Stored records

###

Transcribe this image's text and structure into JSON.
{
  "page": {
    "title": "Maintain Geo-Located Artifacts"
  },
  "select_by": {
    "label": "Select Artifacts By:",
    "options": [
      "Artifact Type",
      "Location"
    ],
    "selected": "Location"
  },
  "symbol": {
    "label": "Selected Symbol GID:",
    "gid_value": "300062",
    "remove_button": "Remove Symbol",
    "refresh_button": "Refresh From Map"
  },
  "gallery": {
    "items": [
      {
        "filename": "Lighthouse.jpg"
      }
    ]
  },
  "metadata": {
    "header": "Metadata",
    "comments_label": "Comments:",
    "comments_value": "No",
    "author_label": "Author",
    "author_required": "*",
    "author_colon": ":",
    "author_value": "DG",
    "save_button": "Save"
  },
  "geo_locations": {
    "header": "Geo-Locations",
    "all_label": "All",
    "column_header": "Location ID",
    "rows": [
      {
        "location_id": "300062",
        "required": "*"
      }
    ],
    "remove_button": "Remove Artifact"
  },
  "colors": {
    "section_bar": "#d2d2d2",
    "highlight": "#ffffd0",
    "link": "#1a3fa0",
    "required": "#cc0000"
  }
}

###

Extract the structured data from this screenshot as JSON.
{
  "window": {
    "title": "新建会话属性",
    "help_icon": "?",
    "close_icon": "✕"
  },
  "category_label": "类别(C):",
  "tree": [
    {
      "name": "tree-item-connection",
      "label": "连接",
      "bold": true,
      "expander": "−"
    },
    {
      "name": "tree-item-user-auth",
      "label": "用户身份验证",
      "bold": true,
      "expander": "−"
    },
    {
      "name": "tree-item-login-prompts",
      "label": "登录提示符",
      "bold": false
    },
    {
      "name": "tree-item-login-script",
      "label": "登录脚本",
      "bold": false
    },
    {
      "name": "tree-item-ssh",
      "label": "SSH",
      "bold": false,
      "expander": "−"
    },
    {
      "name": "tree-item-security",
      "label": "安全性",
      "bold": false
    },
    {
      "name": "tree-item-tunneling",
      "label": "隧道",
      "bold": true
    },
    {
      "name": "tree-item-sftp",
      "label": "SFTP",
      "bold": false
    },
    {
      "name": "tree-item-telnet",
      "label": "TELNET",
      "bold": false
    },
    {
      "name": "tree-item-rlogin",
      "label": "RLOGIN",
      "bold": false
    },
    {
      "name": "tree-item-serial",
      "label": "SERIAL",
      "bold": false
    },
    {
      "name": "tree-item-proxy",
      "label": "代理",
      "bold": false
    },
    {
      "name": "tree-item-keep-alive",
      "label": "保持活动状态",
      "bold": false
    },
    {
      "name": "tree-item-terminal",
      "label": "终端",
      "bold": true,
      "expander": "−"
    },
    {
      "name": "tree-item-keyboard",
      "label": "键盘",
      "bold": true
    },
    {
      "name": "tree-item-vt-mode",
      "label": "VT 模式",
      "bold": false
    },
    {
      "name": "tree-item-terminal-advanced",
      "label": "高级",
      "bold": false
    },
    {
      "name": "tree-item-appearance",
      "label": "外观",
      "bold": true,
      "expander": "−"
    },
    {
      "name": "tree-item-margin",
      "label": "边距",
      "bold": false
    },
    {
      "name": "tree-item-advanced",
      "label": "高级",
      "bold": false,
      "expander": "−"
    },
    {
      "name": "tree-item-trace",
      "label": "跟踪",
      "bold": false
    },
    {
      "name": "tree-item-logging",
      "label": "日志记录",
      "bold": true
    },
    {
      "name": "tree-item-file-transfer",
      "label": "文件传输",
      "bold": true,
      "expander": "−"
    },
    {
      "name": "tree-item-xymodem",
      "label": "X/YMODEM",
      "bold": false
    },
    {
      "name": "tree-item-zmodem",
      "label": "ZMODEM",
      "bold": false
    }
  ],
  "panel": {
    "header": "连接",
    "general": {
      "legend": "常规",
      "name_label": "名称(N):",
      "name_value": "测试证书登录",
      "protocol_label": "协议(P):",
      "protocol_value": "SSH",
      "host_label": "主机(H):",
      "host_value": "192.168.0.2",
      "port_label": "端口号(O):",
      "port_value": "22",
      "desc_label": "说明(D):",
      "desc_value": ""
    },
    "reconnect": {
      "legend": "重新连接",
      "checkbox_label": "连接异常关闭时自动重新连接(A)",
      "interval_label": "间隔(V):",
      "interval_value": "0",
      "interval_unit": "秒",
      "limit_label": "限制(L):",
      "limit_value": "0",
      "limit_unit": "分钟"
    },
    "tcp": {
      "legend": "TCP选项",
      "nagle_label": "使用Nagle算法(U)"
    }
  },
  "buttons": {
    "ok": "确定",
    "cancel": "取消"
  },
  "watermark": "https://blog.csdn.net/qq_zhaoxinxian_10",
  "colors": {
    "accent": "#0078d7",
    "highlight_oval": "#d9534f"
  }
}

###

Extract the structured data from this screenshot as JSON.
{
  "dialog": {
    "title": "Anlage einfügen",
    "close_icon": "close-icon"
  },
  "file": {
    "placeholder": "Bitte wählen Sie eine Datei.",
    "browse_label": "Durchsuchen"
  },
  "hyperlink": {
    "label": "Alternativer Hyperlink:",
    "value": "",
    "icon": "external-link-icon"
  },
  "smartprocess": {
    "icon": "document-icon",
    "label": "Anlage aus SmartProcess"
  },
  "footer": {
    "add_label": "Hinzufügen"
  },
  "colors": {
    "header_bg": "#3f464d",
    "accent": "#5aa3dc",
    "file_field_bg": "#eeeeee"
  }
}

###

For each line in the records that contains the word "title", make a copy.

*RESPONSE TO THIS TASK*:
    "title": "Maintain Geo-Located Artifacts"
    "title": "新建会话属性",
    "title": "Anlage einfügen",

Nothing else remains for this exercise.